### What to work on
State only how many lines below include the string "컬쳐랜드".

[Collected data]
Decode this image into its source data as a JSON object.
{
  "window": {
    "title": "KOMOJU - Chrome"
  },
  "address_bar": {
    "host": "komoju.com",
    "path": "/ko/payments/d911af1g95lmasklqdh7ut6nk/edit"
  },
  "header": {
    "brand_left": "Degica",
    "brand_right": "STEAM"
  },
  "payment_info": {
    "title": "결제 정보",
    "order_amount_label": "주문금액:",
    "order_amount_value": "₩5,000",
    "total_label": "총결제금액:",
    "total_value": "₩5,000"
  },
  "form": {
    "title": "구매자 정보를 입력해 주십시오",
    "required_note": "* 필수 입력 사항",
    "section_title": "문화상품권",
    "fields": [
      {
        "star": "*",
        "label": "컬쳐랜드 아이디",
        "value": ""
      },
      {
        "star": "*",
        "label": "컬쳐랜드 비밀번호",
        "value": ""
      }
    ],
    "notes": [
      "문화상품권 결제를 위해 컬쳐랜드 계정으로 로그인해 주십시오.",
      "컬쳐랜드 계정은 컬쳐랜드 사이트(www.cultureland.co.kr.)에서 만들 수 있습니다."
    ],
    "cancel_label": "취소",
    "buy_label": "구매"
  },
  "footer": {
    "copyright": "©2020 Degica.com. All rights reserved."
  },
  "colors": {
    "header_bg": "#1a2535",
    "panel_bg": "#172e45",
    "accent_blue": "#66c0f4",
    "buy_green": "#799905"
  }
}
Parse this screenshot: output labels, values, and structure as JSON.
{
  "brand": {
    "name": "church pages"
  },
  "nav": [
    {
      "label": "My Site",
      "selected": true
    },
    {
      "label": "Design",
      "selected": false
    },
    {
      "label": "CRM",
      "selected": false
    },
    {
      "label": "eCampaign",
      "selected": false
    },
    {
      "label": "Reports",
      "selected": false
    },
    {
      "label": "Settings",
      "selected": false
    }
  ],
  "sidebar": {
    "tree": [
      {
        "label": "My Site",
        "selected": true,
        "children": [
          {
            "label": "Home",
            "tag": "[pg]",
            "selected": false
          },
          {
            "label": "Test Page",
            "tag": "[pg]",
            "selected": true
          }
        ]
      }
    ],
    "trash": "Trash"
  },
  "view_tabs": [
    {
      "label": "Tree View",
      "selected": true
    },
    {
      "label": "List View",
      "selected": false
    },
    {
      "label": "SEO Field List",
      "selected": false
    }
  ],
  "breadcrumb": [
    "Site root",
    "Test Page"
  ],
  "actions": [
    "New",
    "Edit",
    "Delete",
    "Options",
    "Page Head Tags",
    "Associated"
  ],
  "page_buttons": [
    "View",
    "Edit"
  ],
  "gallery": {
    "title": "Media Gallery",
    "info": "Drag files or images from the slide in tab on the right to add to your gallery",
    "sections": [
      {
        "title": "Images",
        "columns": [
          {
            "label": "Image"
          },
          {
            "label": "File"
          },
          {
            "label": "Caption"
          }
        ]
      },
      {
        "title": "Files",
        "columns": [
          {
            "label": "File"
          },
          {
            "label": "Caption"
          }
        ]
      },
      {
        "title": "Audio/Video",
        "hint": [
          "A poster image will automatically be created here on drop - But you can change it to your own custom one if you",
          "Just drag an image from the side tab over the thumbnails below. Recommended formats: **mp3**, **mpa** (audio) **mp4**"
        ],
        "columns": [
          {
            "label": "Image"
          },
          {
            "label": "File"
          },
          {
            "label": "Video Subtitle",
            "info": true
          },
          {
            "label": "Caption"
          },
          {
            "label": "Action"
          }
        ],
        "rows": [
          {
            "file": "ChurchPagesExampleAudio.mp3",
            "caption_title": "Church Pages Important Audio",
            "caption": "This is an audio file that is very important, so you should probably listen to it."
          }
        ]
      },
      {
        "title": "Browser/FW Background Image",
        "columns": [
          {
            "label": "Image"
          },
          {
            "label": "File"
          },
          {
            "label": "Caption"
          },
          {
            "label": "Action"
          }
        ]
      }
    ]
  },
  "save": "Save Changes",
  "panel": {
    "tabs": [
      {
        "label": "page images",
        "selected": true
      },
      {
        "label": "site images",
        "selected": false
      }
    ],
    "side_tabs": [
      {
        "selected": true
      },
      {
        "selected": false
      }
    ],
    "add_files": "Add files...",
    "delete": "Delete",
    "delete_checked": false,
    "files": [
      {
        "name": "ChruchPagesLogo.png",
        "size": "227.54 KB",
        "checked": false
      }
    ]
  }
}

### Result
4